- [What you will do]: Restate all of the data below word for word.

- [Dataset]:
/---

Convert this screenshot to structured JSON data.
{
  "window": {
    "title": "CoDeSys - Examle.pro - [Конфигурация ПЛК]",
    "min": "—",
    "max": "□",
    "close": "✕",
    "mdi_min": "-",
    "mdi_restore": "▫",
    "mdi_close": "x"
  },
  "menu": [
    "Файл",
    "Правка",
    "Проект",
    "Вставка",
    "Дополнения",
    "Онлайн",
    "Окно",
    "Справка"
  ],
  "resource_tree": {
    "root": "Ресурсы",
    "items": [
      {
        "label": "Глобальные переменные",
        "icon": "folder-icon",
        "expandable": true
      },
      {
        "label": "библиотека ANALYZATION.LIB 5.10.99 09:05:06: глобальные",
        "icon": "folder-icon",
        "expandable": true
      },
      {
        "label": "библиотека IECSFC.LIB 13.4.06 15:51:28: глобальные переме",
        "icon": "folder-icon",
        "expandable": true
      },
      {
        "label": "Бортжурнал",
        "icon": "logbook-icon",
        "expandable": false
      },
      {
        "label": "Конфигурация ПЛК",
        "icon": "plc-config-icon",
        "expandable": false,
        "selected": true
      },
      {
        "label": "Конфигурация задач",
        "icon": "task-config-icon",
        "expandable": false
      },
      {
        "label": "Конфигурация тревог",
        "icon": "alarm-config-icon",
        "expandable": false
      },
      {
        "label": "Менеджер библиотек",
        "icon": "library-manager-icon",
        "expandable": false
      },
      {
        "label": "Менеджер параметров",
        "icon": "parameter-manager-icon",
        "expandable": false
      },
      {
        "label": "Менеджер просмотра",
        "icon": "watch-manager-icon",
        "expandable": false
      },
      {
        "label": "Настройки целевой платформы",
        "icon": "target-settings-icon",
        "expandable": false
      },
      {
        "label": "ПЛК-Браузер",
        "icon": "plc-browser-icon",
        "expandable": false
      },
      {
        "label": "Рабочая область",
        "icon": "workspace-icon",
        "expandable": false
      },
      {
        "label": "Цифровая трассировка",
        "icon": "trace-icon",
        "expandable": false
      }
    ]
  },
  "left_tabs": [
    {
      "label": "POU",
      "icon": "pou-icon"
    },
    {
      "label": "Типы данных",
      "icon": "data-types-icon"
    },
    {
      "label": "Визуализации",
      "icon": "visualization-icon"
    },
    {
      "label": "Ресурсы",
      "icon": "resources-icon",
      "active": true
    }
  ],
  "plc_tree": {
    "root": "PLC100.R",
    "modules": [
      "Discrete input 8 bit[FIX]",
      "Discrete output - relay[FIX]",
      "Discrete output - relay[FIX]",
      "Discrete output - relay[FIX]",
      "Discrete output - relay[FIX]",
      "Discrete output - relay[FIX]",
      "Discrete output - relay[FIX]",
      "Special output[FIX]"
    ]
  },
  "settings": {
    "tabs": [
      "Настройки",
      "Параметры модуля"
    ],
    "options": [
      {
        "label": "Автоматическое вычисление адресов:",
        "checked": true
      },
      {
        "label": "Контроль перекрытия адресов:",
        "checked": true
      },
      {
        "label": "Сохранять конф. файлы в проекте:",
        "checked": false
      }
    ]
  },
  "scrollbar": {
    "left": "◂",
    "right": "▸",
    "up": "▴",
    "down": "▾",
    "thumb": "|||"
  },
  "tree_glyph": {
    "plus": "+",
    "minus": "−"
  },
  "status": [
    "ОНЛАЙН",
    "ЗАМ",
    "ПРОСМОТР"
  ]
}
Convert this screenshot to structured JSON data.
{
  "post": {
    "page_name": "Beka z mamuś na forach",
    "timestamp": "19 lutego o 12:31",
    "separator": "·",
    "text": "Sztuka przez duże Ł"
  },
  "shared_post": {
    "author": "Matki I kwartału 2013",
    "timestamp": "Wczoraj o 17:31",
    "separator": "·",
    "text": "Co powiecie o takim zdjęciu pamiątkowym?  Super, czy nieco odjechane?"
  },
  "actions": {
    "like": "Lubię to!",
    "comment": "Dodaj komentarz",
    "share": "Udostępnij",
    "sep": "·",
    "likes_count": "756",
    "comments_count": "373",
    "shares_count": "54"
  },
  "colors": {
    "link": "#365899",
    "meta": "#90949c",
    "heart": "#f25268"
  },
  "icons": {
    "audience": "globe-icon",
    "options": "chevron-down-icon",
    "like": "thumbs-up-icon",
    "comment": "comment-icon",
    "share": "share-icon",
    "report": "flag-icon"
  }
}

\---

- [Result of the task]:
Convert this screenshot to structured JSON data.
{
  "window": {
    "title": "CoDeSys - Examle.pro - [Конфигурация ПЛК]",
    "min": "—",
    "max": "□",
    "close": "✕",
    "mdi_min": "-",
    "mdi_restore": "▫",
    "mdi_close": "x"
  },
  "menu": [
    "Файл",
    "Правка",
    "Проект",
    "Вставка",
    "Дополнения",
    "Онлайн",
    "Окно",
    "Справка"
  ],
  "resource_tree": {
    "root": "Ресурсы",
    "items": [
      {
        "label": "Глобальные переменные",
        "icon": "folder-icon",
        "expandable": true
      },
      {
        "label": "библиотека ANALYZATION.LIB 5.10.99 09:05:06: глобальные",
        "icon": "folder-icon",
        "expandable": true
      },
      {
        "label": "библиотека IECSFC.LIB 13.4.06 15:51:28: глобальные переме",
        "icon": "folder-icon",
        "expandable": true
      },
      {
        "label": "Бортжурнал",
        "icon": "logbook-icon",
        "expandable": false
      },
      {
        "label": "Конфигурация ПЛК",
        "icon": "plc-config-icon",
        "expandable": false,
        "selected": true
      },
      {
        "label": "Конфигурация задач",
        "icon": "task-config-icon",
        "expandable": false
      },
      {
        "label": "Конфигурация тревог",
        "icon": "alarm-config-icon",
        "expandable": false
      },
      {
        "label": "Менеджер библиотек",
        "icon": "library-manager-icon",
        "expandable": false
      },
      {
        "label": "Менеджер параметров",
        "icon": "parameter-manager-icon",
        "expandable": false
      },
      {
        "label": "Менеджер просмотра",
        "icon": "watch-manager-icon",
        "expandable": false
      },
      {
        "label": "Настройки целевой платформы",
        "icon": "target-settings-icon",
        "expandable": false
      },
      {
        "label": "ПЛК-Браузер",
        "icon": "plc-browser-icon",
        "expandable": false
      },
      {
        "label": "Рабочая область",
        "icon": "workspace-icon",
        "expandable": false
      },
      {
        "label": "Цифровая трассировка",
        "icon": "trace-icon",
        "expandable": false
      }
    ]
  },
  "left_tabs": [
    {
      "label": "POU",
      "icon": "pou-icon"
    },
    {
      "label": "Типы данных",
      "icon": "data-types-icon"
    },
    {
      "label": "Визуализации",
      "icon": "visualization-icon"
    },
    {
      "label": "Ресурсы",
      "icon": "resources-icon",
      "active": true
    }
  ],
  "plc_tree": {
    "root": "PLC100.R",
    "modules": [
      "Discrete input 8 bit[FIX]",
      "Discrete output - relay[FIX]",
      "Discrete output - relay[FIX]",
      "Discrete output - relay[FIX]",
      "Discrete output - relay[FIX]",
      "Discrete output - relay[FIX]",
      "Discrete output - relay[FIX]",
      "Special output[FIX]"
    ]
  },
  "settings": {
    "tabs": [
      "Настройки",
      "Параметры модуля"
    ],
    "options": [
      {
        "label": "Автоматическое вычисление адресов:",
        "checked": true
      },
      {
        "label": "Контроль перекрытия адресов:",
        "checked": true
      },
      {
        "label": "Сохранять конф. файлы в проекте:",
        "checked": false
      }
    ]
  },
  "scrollbar": {
    "left": "◂",
    "right": "▸",
    "up": "▴",
    "down": "▾",
    "thumb": "|||"
  },
  "tree_glyph": {
    "plus": "+",
    "minus": "−"
  },
  "status": [
    "ОНЛАЙН",
    "ЗАМ",
    "ПРОСМОТР"
  ]
}
Convert this screenshot to structured JSON data.
{
  "post": {
    "page_name": "Beka z mamuś na forach",
    "timestamp": "19 lutego o 12:31",
    "separator": "·",
    "text": "Sztuka przez duże Ł"
  },
  "shared_post": {
    "author": "Matki I kwartału 2013",
    "timestamp": "Wczoraj o 17:31",
    "separator": "·",
    "text": "Co powiecie o takim zdjęciu pamiątkowym?  Super, czy nieco odjechane?"
  },
  "actions": {
    "like": "Lubię to!",
    "comment": "Dodaj komentarz",
    "share": "Udostępnij",
    "sep": "·",
    "likes_count": "756",
    "comments_count": "373",
    "shares_count": "54"
  },
  "colors": {
    "link": "#365899",
    "meta": "#90949c",
    "heart": "#f25268"
  },
  "icons": {
    "audience": "globe-icon",
    "options": "chevron-down-icon",
    "like": "thumbs-up-icon",
    "comment": "comment-icon",
    "share": "share-icon",
    "report": "flag-icon"
  }
}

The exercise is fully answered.